I feel with all the research I have done in the topic, I do have a very in depth understanding of how weight loss is supposed to work. Especially from a scientific stand point. For the most part it does work for a majority of the population but there are always those outliers. I feel like an outlier. I am not overly fat but I am not skinny either and to get to a weight that the "Navy" deems as healthy has been almost impossible. I would not have made tape if the standard were not just recently adjusted. I have seen others make tape who are twice my size before, simply because their neck matches their body. My neck is TINY and it is the only TINY thing on me. My weight gain is centralized around my hips and legs. It is highly frustrating because even when I work out the fat does not go away but my muscle tones up and you can see the indents through the fat.
Most people think I may just be complaining but there are the few that have seen my tribulations. I just want to say it is not as easy as working out everyday or eating "right." Please remember that eating "healthy" is not the same as eating to "lose weight." Those are very two different concepts that some people confuse.

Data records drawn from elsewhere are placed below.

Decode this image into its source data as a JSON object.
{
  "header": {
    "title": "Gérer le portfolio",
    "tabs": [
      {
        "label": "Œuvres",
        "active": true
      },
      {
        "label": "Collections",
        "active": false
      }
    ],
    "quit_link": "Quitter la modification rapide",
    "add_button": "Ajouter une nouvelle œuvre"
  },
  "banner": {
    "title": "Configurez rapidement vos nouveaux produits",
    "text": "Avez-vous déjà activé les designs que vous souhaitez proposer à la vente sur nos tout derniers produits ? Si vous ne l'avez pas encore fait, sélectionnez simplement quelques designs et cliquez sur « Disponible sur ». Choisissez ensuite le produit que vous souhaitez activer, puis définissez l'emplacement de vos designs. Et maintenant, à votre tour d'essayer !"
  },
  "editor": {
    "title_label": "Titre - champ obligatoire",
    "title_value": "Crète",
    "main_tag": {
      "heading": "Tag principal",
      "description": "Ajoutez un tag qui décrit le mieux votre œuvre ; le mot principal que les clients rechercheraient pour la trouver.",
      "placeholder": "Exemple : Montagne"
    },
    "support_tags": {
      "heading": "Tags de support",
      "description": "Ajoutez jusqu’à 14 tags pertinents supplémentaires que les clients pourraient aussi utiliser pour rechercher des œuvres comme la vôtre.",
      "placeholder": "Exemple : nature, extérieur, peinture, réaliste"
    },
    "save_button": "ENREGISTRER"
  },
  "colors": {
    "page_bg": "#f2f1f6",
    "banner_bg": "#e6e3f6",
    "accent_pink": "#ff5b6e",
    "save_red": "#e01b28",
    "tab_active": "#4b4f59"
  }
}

I see so many people who were never really fat in the first place change one thing in their diet, workout 45 minutes a day, and all of a sudden they are the expert on fitness. No your not, sit down. I just recently watched a youtube documentary called Fit2Fat2Fit and I will say, he would be the one trainer I believe. He actually went through the tribulations. At the same time, genetics is that one thing that no one truly knows. The one thing and most important thing that I have learned is every person is an individual and every person, something different works for them. It is trying to figure out what works for them and you. From carb loading to protein loading, to the various workouts. If you are lucky enough to know what works for you, then you are truly blessed!
I will continue that frustrating road as it is my career and I may have to resort back to my extreme but until then I try to at least enjoy my food.
I am currently experimenting with the Ketosis diet and so far it has made me more regular and I am not gaining weight but maintaining. So I will see how it goes. Thank You for reading.
This content is accurate and true to the best of the author’s knowledge and is not meant to substitute for formal and individualized advice from a qualified professional.
Krystal (author) from Maryland on July 26, 2017:
Thanks Diana! The struggle is def real!
Diana Foresto on July 26, 2017:
My heart goes out to you! I grew up Italian. My story is the same. However, I'm much older than you, so all I can say is "keep moving!". Things get more difficult the older you get. You seem to be physically fit, so keep that up. It will make a difference in the long run. A healthy heart will be your best assesst.